John Henry Walker 1851 – 1883

Equestrian, Vaulter, Juggler

The Era 6 February 1876John Henry Walker was born to Henry and Nancy (nee Samwell).  With both parents in the circus industry no doubt he learnt his trade from early childhood as the family travelled throughout Britain and the Continent with father Henry’s work as a slack-wire artiste.
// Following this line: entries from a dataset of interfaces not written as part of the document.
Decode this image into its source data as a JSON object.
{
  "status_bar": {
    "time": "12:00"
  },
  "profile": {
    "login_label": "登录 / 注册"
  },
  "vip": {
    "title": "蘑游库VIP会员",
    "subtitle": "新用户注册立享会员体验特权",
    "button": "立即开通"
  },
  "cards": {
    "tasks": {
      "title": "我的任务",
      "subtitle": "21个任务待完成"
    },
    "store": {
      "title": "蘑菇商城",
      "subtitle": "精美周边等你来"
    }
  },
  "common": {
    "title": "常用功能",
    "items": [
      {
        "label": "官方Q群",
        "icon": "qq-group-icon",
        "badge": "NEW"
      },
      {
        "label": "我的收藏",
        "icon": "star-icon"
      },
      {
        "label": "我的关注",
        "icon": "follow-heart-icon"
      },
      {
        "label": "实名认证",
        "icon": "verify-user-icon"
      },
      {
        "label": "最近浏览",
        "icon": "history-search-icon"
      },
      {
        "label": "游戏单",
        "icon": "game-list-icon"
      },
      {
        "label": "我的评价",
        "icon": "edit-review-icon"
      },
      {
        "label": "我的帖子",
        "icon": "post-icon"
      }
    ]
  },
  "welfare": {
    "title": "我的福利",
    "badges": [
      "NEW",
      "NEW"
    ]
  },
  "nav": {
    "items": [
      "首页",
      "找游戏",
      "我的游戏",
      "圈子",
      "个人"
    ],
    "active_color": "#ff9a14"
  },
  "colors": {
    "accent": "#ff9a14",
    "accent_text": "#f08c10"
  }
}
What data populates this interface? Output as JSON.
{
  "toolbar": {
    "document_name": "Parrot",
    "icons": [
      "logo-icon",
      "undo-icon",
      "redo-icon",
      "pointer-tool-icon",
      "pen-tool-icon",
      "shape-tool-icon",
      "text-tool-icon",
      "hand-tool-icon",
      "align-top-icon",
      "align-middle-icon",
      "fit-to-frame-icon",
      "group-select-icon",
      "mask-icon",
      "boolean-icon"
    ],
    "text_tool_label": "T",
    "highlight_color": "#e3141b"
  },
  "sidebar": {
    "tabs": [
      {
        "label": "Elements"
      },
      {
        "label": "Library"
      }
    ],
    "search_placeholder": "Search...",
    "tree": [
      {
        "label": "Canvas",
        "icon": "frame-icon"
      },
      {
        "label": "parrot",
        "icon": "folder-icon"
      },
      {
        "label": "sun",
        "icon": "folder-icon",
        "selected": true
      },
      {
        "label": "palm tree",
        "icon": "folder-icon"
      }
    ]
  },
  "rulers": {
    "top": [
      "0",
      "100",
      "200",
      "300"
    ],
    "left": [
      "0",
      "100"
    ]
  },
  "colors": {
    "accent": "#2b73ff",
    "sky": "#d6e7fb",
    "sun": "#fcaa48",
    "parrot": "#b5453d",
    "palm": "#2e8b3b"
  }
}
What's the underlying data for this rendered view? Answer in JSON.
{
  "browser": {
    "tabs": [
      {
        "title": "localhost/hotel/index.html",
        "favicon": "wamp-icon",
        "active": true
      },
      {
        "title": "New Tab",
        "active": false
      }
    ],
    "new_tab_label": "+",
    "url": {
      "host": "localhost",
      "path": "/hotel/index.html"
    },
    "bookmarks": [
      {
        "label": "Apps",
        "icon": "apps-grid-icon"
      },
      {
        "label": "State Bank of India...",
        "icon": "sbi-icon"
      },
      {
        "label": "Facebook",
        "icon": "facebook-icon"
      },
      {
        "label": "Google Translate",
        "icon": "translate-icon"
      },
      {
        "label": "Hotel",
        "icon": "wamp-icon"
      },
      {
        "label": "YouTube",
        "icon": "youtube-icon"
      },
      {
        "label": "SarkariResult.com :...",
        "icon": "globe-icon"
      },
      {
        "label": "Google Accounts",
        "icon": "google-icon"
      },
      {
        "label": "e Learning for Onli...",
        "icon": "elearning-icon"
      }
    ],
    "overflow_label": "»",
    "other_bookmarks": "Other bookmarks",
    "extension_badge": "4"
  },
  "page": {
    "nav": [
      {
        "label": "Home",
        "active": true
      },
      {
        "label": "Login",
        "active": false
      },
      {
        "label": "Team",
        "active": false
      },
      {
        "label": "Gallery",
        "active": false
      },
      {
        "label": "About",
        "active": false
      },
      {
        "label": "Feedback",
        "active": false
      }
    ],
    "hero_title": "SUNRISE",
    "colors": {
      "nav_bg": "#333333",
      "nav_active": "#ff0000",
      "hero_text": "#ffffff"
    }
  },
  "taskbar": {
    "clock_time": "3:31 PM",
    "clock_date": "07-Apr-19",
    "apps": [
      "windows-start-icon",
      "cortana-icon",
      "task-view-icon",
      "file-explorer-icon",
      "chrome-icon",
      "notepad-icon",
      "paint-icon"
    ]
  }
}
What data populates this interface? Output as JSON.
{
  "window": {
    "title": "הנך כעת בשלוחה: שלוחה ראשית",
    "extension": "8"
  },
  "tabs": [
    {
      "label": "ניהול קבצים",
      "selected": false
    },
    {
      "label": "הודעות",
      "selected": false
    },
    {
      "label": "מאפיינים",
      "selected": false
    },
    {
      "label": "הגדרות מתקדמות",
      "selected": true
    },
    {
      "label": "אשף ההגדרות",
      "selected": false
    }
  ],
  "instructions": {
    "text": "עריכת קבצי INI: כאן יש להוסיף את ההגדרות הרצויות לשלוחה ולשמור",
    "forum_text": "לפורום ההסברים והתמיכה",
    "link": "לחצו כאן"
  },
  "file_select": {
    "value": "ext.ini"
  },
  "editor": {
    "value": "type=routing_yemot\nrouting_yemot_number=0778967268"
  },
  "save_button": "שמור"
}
When Henry died in 1865 his mother posted a plea to fellow performers to take up her sons as apprentices.  The famous circus manager Pablo Fanque heeded the call and John and his brother William toured with Fanque until his death in 1871.  They went their separate ways in 1872 with John venturing to the Continent where he would establish a stellar career over the next few years.  In 1875 and 1876 he performed before the German Emperor, Crown Prince, and other Royal Family in Berlin.  By now he was specialising in a variety of acts, advertising himself as a Jockey Act Rider, equestrian juggler, champion Arabian vaulter, air diver, and twenty-horse driver.

Back in England in 1877 John was engaged with Hengler’s Grand Circus where he met fellow performer, his cousin Amy Samwells.  Two years later they married and performed in various circuses in England and the Continent. In 1880 John formed his own circus called Walker’s Grand Cirque.  It was a small cast comprising many of John’s former fellow performers but it did not attract the same level of acclaim that John received as a performer so it soon folded.

John and Amy’s successful careers were marred by tragedies in their personal lives.  Within a three year period Amy bore and lost three children. The tragedy continued as in early 1883 John fell ill with tuberculosis.  A few months later he died, aged 31.

John possessed great equestrian skills that were in demand from some of the top circuses of Britain and Europe.  His career lasted barely sixteen years until it was tragically cut short by death.  We are left to sadly ponder, if he had lived, what other fantastic feats and entertainments this very enterprising young man would have given future audiences.

(Advertisement notice from The Era 6 February 1876. Image © The British Library Board. All rights reserved. Image reproduced with kind permission of The British Newspaper Archive www.britishnewspaperarchive.co.uk.)

Text © Caroline Cavanagh 2017.